This page has already been transcribed. You can find new pages to transcribe here.




waited for the phone call that would tell me that he was free.

There was much that I could admire in Cox. He was a decent, rather shy man who had worked hard to get where he was. For years, his whole life had revolved around the transport system. To him, politics was not a means in itself, but a way of achieving certain worthwhile things for ordinary people. Having won power, he had now in many ways become the prisoner of his advisers. He was being pushed by them; just as I was being pushed, on a lesser scale, by my people. We were just trying to do our jobs but we were dependent on others for our political survival.

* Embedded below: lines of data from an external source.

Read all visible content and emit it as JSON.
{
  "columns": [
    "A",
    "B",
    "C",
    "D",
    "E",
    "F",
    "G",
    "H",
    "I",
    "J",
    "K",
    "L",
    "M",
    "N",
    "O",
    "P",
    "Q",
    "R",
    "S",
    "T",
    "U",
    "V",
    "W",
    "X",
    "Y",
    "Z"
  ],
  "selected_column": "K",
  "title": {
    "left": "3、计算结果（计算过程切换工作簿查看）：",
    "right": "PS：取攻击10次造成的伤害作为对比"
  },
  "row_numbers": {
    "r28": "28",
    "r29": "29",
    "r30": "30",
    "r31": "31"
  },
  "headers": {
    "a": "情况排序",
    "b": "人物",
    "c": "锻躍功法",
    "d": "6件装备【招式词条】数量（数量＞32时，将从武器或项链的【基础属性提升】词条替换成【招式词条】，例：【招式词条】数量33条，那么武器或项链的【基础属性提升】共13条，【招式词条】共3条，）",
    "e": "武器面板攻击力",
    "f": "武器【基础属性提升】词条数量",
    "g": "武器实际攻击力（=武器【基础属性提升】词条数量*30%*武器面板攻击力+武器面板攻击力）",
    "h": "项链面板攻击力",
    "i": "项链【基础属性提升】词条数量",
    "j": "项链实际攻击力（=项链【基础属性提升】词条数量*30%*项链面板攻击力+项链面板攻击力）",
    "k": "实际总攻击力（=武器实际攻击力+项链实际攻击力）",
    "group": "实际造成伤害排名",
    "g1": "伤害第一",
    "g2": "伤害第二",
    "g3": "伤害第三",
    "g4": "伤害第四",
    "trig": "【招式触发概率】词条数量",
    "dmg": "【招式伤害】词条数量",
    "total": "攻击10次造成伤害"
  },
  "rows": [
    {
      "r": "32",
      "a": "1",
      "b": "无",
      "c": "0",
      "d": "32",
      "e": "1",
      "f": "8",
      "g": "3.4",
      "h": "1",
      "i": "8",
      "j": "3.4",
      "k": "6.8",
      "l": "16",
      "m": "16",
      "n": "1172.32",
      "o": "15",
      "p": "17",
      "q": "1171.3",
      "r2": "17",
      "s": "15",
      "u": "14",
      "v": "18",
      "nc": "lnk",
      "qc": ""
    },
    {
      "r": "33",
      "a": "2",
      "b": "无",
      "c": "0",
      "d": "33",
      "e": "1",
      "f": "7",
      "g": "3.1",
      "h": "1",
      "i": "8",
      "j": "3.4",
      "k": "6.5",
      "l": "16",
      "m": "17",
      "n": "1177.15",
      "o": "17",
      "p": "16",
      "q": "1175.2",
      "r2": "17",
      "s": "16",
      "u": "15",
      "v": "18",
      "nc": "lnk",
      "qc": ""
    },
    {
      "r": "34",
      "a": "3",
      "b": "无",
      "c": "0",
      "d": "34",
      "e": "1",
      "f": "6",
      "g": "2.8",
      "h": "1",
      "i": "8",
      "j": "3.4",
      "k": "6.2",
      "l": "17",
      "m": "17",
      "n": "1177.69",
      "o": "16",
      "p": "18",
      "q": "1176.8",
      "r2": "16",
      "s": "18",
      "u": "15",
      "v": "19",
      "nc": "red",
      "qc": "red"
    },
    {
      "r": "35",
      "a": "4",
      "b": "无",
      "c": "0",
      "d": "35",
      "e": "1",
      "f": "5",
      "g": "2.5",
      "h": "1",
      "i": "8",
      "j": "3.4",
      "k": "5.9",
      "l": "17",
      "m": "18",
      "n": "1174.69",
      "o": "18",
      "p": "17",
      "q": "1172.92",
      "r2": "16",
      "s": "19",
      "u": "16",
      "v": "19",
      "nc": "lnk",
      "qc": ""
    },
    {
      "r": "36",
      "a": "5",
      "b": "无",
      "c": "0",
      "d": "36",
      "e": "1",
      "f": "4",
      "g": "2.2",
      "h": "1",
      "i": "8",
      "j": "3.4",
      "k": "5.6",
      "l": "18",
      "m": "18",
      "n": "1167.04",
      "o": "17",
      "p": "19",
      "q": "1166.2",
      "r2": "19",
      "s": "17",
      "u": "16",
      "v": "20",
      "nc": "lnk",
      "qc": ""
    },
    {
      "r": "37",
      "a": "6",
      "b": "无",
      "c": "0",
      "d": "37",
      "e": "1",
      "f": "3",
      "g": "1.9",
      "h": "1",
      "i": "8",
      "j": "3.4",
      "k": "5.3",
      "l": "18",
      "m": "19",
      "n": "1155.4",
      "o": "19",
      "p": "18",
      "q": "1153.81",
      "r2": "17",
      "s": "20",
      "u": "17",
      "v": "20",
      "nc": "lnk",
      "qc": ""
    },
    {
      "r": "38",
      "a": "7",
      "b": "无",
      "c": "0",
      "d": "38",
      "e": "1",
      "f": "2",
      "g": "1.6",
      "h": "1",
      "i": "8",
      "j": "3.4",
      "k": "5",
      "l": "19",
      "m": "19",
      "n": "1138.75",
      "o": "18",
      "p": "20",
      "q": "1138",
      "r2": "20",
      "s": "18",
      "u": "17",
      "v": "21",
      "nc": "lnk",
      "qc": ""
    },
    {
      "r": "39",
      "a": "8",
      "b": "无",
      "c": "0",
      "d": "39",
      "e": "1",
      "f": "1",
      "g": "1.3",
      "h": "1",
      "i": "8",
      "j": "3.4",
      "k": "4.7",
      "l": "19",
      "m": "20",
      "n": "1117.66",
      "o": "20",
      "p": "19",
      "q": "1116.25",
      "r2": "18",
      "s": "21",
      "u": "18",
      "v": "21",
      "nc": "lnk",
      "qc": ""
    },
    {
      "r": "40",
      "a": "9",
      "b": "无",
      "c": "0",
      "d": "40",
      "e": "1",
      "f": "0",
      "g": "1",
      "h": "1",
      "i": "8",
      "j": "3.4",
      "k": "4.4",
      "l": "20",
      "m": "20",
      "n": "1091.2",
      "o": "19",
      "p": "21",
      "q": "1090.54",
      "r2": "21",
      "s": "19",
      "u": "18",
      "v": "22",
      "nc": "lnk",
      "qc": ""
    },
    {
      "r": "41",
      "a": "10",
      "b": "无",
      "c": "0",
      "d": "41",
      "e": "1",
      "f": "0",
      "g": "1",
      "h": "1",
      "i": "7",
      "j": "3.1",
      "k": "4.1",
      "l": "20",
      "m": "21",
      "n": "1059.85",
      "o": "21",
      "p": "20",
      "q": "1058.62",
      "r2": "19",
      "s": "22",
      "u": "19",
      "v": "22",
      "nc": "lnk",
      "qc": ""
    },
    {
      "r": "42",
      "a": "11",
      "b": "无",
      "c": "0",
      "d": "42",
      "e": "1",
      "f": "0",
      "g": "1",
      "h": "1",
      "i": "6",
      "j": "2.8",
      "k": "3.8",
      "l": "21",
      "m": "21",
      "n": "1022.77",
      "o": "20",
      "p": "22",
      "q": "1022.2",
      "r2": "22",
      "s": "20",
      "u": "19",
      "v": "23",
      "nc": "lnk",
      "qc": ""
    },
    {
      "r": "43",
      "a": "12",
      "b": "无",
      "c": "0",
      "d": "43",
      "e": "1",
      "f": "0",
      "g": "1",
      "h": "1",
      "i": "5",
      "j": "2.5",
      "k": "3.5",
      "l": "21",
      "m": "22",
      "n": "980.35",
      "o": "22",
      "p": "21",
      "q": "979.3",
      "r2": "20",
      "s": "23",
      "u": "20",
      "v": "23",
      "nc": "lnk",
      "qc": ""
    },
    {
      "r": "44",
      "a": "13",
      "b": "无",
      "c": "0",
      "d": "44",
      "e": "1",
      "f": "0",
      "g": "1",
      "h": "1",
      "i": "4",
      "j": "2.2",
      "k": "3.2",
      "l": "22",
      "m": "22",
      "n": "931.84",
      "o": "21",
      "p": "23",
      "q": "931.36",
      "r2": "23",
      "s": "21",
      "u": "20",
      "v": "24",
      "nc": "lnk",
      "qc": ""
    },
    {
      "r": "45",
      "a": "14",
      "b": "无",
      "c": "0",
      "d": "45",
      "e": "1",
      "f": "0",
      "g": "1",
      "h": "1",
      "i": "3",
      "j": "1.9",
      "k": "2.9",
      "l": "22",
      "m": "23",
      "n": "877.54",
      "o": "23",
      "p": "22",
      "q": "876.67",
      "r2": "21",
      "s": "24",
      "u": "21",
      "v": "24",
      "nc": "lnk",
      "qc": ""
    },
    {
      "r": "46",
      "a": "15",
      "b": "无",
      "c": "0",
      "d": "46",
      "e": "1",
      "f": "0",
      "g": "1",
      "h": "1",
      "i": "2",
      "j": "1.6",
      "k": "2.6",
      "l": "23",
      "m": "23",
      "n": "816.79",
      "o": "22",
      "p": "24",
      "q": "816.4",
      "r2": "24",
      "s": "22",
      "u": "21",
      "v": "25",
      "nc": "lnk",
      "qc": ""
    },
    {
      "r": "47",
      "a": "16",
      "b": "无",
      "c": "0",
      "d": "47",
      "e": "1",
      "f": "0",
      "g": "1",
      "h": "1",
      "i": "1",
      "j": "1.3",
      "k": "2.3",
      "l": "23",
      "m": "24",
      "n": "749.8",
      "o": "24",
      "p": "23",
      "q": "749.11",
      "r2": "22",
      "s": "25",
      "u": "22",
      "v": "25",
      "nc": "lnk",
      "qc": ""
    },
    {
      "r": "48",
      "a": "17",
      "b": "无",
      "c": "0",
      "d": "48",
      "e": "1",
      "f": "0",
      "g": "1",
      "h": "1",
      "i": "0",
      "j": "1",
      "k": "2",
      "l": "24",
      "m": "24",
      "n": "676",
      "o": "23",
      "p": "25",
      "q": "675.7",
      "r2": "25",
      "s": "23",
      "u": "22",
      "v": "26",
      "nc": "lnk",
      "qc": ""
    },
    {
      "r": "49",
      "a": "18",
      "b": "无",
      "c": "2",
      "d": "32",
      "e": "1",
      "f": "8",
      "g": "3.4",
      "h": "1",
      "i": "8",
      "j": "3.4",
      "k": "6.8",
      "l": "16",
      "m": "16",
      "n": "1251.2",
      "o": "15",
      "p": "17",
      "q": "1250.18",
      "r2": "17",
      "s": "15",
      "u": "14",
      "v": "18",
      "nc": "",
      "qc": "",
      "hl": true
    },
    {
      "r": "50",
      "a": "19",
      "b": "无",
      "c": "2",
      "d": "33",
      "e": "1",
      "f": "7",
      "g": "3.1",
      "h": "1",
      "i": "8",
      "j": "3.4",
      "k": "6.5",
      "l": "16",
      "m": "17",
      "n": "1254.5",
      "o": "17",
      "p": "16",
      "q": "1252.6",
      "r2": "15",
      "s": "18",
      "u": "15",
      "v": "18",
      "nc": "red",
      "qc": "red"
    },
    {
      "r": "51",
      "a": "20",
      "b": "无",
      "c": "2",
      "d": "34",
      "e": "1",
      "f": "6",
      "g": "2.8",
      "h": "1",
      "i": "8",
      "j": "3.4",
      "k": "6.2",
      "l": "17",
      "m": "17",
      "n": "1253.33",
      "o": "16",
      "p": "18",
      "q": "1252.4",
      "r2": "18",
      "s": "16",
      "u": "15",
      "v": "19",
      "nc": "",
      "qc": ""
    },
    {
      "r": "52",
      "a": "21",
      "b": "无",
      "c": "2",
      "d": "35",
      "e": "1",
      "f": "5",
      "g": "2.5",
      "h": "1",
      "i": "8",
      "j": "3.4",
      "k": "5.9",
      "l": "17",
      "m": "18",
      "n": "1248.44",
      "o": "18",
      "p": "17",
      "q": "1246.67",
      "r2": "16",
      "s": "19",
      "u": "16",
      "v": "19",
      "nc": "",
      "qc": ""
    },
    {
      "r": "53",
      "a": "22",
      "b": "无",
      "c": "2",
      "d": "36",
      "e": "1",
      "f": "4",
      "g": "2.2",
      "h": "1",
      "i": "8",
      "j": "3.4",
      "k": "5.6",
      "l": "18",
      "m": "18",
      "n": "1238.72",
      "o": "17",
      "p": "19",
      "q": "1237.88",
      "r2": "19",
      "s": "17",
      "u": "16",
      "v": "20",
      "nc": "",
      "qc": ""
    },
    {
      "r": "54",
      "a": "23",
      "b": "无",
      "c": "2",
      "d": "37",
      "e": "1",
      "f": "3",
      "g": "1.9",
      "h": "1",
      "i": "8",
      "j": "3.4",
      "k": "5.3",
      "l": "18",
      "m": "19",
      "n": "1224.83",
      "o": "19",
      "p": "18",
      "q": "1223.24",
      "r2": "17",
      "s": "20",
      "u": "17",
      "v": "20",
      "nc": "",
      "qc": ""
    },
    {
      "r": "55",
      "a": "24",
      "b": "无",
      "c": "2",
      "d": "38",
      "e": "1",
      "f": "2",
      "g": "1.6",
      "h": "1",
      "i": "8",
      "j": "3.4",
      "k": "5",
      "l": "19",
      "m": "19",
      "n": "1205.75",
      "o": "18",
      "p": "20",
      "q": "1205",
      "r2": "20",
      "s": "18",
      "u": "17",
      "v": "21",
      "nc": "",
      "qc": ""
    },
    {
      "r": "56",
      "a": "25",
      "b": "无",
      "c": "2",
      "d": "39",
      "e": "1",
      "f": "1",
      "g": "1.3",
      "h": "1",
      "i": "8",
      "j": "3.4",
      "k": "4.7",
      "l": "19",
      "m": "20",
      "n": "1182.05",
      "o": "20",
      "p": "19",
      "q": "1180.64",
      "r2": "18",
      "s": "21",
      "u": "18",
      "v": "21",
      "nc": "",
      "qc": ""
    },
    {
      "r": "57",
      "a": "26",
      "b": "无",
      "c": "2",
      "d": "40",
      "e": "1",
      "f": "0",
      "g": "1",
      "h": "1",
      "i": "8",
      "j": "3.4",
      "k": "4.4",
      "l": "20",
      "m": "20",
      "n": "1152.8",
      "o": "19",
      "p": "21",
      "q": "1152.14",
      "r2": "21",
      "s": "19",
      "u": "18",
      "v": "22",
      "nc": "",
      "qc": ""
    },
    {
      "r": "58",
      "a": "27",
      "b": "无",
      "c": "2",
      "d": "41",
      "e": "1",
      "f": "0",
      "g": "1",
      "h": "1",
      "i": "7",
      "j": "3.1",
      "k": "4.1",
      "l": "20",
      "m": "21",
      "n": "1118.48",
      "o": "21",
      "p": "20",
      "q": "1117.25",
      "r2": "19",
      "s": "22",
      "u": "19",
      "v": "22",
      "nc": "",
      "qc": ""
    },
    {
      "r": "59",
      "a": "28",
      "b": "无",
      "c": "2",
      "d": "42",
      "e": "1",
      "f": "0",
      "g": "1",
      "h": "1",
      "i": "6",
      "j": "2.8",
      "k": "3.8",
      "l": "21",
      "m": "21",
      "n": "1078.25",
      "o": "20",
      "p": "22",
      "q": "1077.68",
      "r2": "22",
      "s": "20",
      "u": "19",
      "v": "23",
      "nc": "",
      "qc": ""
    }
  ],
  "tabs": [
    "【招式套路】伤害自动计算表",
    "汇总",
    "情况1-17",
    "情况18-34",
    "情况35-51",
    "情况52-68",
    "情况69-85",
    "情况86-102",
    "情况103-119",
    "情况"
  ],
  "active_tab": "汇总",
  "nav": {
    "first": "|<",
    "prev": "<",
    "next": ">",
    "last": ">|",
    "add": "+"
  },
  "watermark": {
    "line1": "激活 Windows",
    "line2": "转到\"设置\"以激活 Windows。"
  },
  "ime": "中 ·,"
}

The call came: "The Minister can see you now," said Daivd Hurley. I walked down the corridor to Cox's suite, and was told to go straight into his office. He was sitting behind his desk, alone.

I told him that if three hundred public servants would be invted to travel on the inaugural trip of the "Freshwater", then a similar number of my constituents must be included.

He shook his head: "We just can't afford to cater for that many guests... The Premier would have a piece of me."

"My people don't need free food and grog," I responded, "but they do want to be on board for the first trip. The capacity of "Freshwater" is supposed to be eleven hundred; so surely we should be quite

Current Status: